Read More >>

When it comes to finding the truth, can technology surpass humans?

In a study of 40 videotaped conversations, an automated system developed by University at Buffalo researchers correctly identified whether interview subjects were lying or telling the truth 82.5 percent of the time. The automated system tracks eye movement. The system employs a statistical technique to model how people moved their eyes in two distinct situations: during regular conversation and while fielding a question designed to prompt a lie. Though the study’s sample size was too small for the research to be statistically significant, the findings, according to the research team, suggest that computers may be able to learn enough about a person's behavior in a short time to perform a task that challenges even experienced investigators.

Posted in: Question of the Week
Read More >>

Insect Biochemistry & Generating Electricity

Touted as possible first responders, insect cyborgs could be the research community's next big breakthrough. Researchers from Case Western Reserve University have discovered that an insect's internal chemicals can be converted to electricity - potentially providing power to sensors and recording devices.

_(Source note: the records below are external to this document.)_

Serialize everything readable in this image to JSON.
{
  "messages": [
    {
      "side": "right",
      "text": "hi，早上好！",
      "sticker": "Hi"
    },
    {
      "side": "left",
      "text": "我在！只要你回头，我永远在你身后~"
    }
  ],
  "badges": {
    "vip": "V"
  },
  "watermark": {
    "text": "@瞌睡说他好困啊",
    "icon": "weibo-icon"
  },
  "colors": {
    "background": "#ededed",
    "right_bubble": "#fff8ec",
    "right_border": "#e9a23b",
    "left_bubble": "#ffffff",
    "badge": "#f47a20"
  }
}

Posted in: News, News, Energy, Energy Efficiency, Environmental Monitoring, Sensors, Transducers
Read More >>

Are there risks in 'hacking' our own biology?

Transcranial Direct Current Stimulation (TDCS), a deep brain stimulation technique, uses electrodes to direct tiny painless currents across the brain. The currents are thought to improve the firing of neurons and the forming of connections that enable learning. The technique has shown potential in strengthening language skills, math ability, and even memory. A recent Oxford paper, however, argues that the risks of TDCS method must be more carefully considered before the research resumes. Transcranial Direct Current Stimulation joins a group of other promising technologies aimed to enhance cognition, including generic engineering and brain-to-computer interfacing. Some skeptics say these types of techniques are perhaps unfair and go against human nature.

Posted in: Question of the Week
Read More >>

Deploying U.S. Offshore Wind Projects

Offshore wind is an enormous potential resource for the United States - with strong, consistent winds located in the Atlantic, Pacific, the Great Lakes, and the Gulf of Mexico. As part of a planned six-year $180 million initiative, an initial $20 million will be available from the DOE this year as the first step in supporting up to four innovative offshore wind energy installations across the U.S.

Posted in: News, News, Renewable Energy, Wind Power, Government
Read More >>

Identifying Effective Carbon Capture Technologies

Approximately 75 percent of electricity used in the U.S. is produced by coal-burning power plants that expel carbon dioxide into the atmosphere. Berkeley Lab researchers are searching for porous materials to filter out the CO2 before it reaches the atmosphere, but identifying these materials is easier said than done.

Posted in: News, News, Greenhouse Gases, Remediation Technologies, Materials, Mathematical/Scientific Software
Read More >>

The U.S. Government does not endorse any commercial product, process, or activity identified on this web site.